I said what turned out to be my last goodbye to Norma Liongoren last year before she left for Washington DC to manage our HABI: The Philippine Textile Council Exhibit/Sale to celebrate Philippine Independence Day. It was at the request of the Philippine Embassy and was a successful presentation to both Americans and Filipinos in the US of our unique, varied and colorful indigenous fabrics.
I could say the same for Norma, a unique, colorful and varied character of Philippine art and culture. She managed the Liongoren Gallery in Quezon City, discovering and nurturing many young artists that have since turned into respected names in the Philippine art scene. Her own husband, Alfredo Liongoren, is an artist, one son is a photographer.
She was an enthusiast of Philippine native fabrics, particularly from Mindanao, and was an expert on malongs, the tubular garment of many colors and many uses. The Washington DC exhibit was such a success that it was extended and credit goes to Norma for it.
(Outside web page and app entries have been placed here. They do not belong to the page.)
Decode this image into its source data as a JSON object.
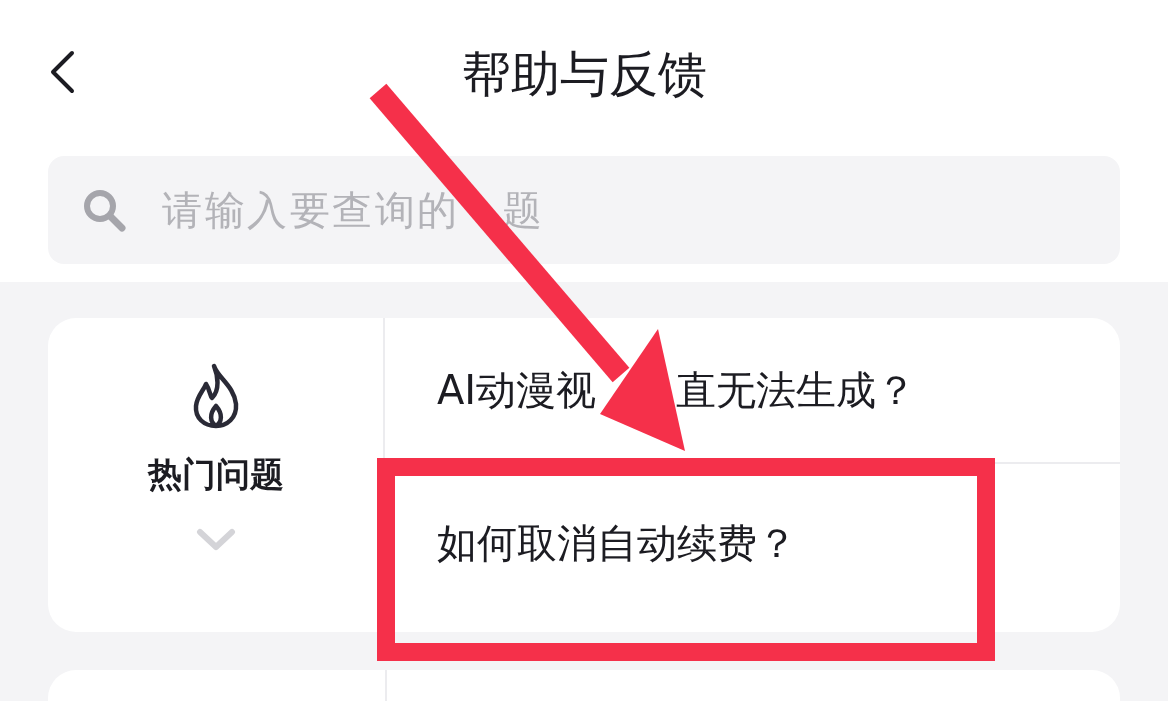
{
  "title": "帮助与反馈",
  "search": {
    "placeholder_parts": [
      "请输入要查询的",
      "题"
    ]
  },
  "faq_card": {
    "category": "热门问题",
    "expanded": false,
    "questions": [
      {
        "text_parts": [
          "AI动漫视",
          "直无法生成？"
        ],
        "highlighted": false
      },
      {
        "text_parts": [
          "如何取消自动续费？"
        ],
        "highlighted": true
      }
    ]
  }
}
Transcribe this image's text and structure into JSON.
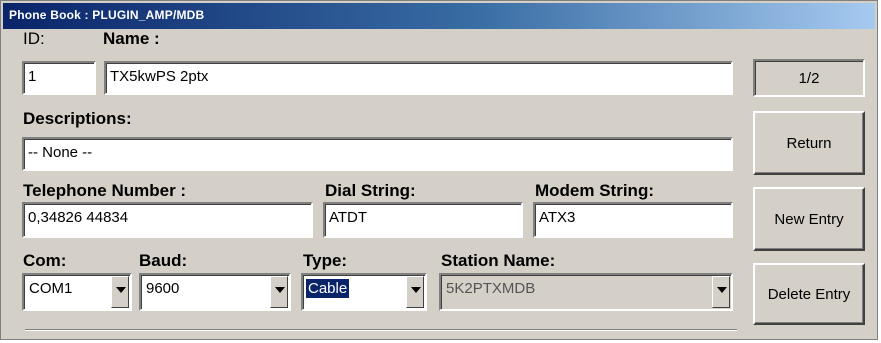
{
  "window": {
    "title": "Phone Book : PLUGIN_AMP/MDB"
  },
  "labels": {
    "id": "ID:",
    "name": "Name :",
    "descriptions": "Descriptions:",
    "telephone": "Telephone Number :",
    "dial": "Dial String:",
    "modem": "Modem String:",
    "com": "Com:",
    "baud": "Baud:",
    "type": "Type:",
    "station": "Station Name:"
  },
  "fields": {
    "id": "1",
    "name": "TX5kwPS 2ptx",
    "descriptions": "-- None --",
    "telephone": "0,34826 44834",
    "dial": "ATDT",
    "modem": "ATX3"
  },
  "combos": {
    "com": "COM1",
    "baud": "9600",
    "type": "Cable",
    "station": "5K2PTXMDB"
  },
  "side": {
    "counter": "1/2",
    "return_label": "Return",
    "new_label": "New Entry",
    "delete_label": "Delete Entry"
  },
  "icons": {
    "dropdown": "chevron-down-icon"
  }
}
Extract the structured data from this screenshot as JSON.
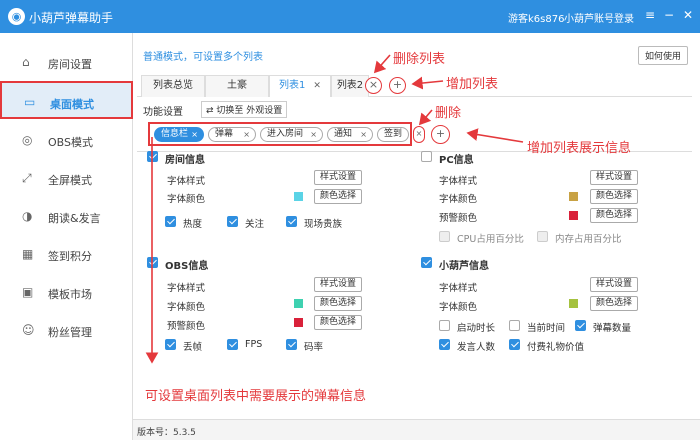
{
  "titlebar": {
    "app_title": "小葫芦弹幕助手",
    "guest": "游客k6s876",
    "login": "小葫芦账号登录"
  },
  "sidebar": {
    "items": [
      {
        "label": "房间设置",
        "icon": "home-icon"
      },
      {
        "label": "桌面模式",
        "icon": "desktop-icon"
      },
      {
        "label": "OBS模式",
        "icon": "obs-icon"
      },
      {
        "label": "全屏模式",
        "icon": "fullscreen-icon"
      },
      {
        "label": "朗读&发言",
        "icon": "speaker-icon"
      },
      {
        "label": "签到积分",
        "icon": "calendar-icon"
      },
      {
        "label": "模板市场",
        "icon": "market-icon"
      },
      {
        "label": "粉丝管理",
        "icon": "fans-icon"
      }
    ]
  },
  "main": {
    "mode_text": "普通模式，可设置多个列表",
    "help_label": "如何使用",
    "tabs": [
      "列表总览",
      "土豪",
      "列表1",
      "列表2"
    ],
    "section_title": "功能设置",
    "switch_label": "切换至 外观设置",
    "tags": [
      "信息栏",
      "弹幕",
      "进入房间",
      "通知",
      "签到"
    ]
  },
  "annotations": {
    "delete_list": "删除列表",
    "add_list": "增加列表",
    "delete": "删除",
    "add_info": "增加列表展示信息",
    "bottom": "可设置桌面列表中需要展示的弹幕信息"
  },
  "panels": {
    "room": {
      "title": "房间信息",
      "font_style": "字体样式",
      "font_color": "字体颜色",
      "style_btn": "样式设置",
      "color_btn": "颜色选择",
      "swatch": "#5ad3e6",
      "checks": [
        "热度",
        "关注",
        "现场贵族"
      ]
    },
    "pc": {
      "title": "PC信息",
      "font_style": "字体样式",
      "font_color": "字体颜色",
      "warn_color": "预警颜色",
      "style_btn": "样式设置",
      "color_btn": "颜色选择",
      "color_btn2": "颜色选择",
      "swatch1": "#c8a244",
      "swatch2": "#d9213a",
      "checks": [
        "CPU占用百分比",
        "内存占用百分比"
      ]
    },
    "obs": {
      "title": "OBS信息",
      "font_style": "字体样式",
      "font_color": "字体颜色",
      "warn_color": "预警颜色",
      "style_btn": "样式设置",
      "color_btn": "颜色选择",
      "color_btn2": "颜色选择",
      "swatch1": "#3ed1b0",
      "swatch2": "#d9213a",
      "checks": [
        "丢帧",
        "FPS",
        "码率"
      ]
    },
    "hulu": {
      "title": "小葫芦信息",
      "font_style": "字体样式",
      "font_color": "字体颜色",
      "style_btn": "样式设置",
      "color_btn": "颜色选择",
      "swatch": "#a5c23f",
      "checks": [
        "启动时长",
        "当前时间",
        "弹幕数量",
        "发言人数",
        "付费礼物价值"
      ]
    }
  },
  "footer": {
    "version": "版本号：5.3.5"
  }
}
Originally from Abra, Norma Carmelita Crisologo Liongoren traveled the Philippines. For a time, she lived in Davao and was very active in the art community of that city, knowing many Davao artists and participating in the cultural activity of the city.
She kept returning to Abra where she had relatives and weavers of long acquaintance whom she constantly tried to help by introducing their works to those who fancied indigenous weaving. Her objective was to get traditional weavers more exposure, a stable market and a reasonable income. She would constantly mention that despite their craft, artistry and handiwork, they were still not compensated enough to rise from poverty levels. Her mission was to show the world their worth.
Her advocacy led her to join HABI: The Philippine Textile Council where she contributed much in ideas, connectivity with other cultural groups and enthusiasm with hard work.
She would dress in Filipiniana and become an icon of our market fairs. She could elucidate native fashions and demonstrate how to wear them optimally. She could explain their intricacies and the reasons for them. Her energy would capture the interest and contribution of others in the art world and for native textiles. She was a compelling personality as well as an unflagging cultural worker whose circle of friends and admirers was ever expanding, making her an effective cultural ambassador.
One of her last creative efforts was an exhibit called Walong Filipina where she featured a number of weavers, fashion designers and artists revolving on indigenous weaving. She first exhibited it at the Liongoren Gallery, then our market fair last year. She even managed to bring it in video form to the Washington DC event where it got a lot of admiring attention.
It seemed that Norma Liongoren was to go on forever with her enthusiasm, collaboration, and multiple ideas. But it was not to be as Fate would have it. Shortly after her US visit, she came home to find that the pains in her stomach she had brushed aside for too long were an advanced stage of cancer.
Plans to visit her would invariably be cancelled because of hospital admissions and tests. We expected her back. She was only 69 but has left a legacy that counts for more years than that.